Exercise input:
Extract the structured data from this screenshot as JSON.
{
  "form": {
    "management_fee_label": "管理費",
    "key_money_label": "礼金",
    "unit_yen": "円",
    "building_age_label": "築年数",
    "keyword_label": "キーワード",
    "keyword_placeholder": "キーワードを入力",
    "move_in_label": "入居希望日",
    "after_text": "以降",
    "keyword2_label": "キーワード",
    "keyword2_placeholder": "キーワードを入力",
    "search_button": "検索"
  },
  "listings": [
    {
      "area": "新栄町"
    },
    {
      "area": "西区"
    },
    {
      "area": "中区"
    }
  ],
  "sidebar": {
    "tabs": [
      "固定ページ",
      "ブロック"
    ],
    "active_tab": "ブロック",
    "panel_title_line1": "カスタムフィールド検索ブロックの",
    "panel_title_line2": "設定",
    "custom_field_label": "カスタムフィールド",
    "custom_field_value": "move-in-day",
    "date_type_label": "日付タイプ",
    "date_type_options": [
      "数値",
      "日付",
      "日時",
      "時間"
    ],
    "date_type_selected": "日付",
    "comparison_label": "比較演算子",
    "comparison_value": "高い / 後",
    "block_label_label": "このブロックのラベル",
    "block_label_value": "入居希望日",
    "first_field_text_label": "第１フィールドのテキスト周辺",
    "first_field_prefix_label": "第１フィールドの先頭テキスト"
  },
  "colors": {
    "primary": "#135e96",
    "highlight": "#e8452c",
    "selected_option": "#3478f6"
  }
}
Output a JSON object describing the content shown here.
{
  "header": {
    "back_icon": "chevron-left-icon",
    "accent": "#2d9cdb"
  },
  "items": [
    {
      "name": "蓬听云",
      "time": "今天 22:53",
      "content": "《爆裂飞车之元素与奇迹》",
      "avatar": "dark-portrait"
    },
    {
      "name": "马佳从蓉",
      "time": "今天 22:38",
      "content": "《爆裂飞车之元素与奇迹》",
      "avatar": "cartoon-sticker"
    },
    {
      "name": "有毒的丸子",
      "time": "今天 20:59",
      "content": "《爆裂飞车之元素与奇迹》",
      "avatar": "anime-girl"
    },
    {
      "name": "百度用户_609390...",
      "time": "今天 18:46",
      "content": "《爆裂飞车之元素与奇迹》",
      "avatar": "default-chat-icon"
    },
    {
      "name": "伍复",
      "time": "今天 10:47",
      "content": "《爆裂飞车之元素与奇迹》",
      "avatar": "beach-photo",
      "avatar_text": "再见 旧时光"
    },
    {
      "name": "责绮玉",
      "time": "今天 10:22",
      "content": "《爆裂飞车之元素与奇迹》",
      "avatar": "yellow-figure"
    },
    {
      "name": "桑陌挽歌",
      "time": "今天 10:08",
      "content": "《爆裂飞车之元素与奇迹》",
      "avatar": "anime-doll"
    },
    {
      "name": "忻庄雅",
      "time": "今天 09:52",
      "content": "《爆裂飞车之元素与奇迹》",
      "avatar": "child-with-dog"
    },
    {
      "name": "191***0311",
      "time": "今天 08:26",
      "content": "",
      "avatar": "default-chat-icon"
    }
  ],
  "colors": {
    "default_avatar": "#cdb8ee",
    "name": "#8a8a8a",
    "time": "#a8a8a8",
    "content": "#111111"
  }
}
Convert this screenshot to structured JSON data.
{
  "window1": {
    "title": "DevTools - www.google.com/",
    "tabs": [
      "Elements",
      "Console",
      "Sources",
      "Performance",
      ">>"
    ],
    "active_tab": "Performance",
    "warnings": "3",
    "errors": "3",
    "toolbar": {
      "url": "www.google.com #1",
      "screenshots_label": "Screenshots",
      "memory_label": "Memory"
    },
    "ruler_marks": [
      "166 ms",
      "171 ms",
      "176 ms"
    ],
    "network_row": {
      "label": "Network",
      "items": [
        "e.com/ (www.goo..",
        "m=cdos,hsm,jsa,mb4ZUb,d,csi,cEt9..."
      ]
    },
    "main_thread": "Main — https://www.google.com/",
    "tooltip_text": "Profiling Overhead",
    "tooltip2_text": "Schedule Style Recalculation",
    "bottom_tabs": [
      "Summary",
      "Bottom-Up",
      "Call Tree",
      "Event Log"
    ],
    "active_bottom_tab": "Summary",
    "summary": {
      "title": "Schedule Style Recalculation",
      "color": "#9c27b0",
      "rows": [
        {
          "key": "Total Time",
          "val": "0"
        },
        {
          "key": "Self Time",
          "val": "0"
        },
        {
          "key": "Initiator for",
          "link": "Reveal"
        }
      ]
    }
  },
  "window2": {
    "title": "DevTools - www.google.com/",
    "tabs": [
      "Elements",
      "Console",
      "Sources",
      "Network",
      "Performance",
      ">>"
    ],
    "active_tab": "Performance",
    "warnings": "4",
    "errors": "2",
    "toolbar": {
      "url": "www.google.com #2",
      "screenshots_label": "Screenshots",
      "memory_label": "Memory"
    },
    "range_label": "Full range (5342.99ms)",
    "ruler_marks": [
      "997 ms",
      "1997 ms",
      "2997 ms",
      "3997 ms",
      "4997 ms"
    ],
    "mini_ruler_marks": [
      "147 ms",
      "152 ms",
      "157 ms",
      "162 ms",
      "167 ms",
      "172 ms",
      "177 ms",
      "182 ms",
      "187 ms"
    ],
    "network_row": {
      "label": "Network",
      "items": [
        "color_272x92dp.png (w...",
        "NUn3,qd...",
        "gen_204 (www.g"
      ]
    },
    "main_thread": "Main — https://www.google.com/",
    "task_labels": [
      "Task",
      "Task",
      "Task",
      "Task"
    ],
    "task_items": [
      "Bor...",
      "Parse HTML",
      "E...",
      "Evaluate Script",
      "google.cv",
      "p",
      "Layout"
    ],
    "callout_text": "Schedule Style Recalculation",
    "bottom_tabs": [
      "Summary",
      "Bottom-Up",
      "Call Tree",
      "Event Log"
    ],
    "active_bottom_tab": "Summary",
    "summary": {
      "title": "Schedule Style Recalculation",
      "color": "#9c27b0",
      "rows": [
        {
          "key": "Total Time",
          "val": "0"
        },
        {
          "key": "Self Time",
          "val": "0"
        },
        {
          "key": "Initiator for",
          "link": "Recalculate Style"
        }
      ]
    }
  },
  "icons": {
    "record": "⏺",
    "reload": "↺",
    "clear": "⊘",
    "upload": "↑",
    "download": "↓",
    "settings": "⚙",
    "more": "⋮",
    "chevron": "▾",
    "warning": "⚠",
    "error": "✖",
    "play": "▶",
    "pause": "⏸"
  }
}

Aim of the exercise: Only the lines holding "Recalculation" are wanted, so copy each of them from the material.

Result:
    "tooltip2_text": "Schedule Style Recalculation",
      "title": "Schedule Style Recalculation",
    "callout_text": "Schedule Style Recalculation",
      "title": "Schedule Style Recalculation",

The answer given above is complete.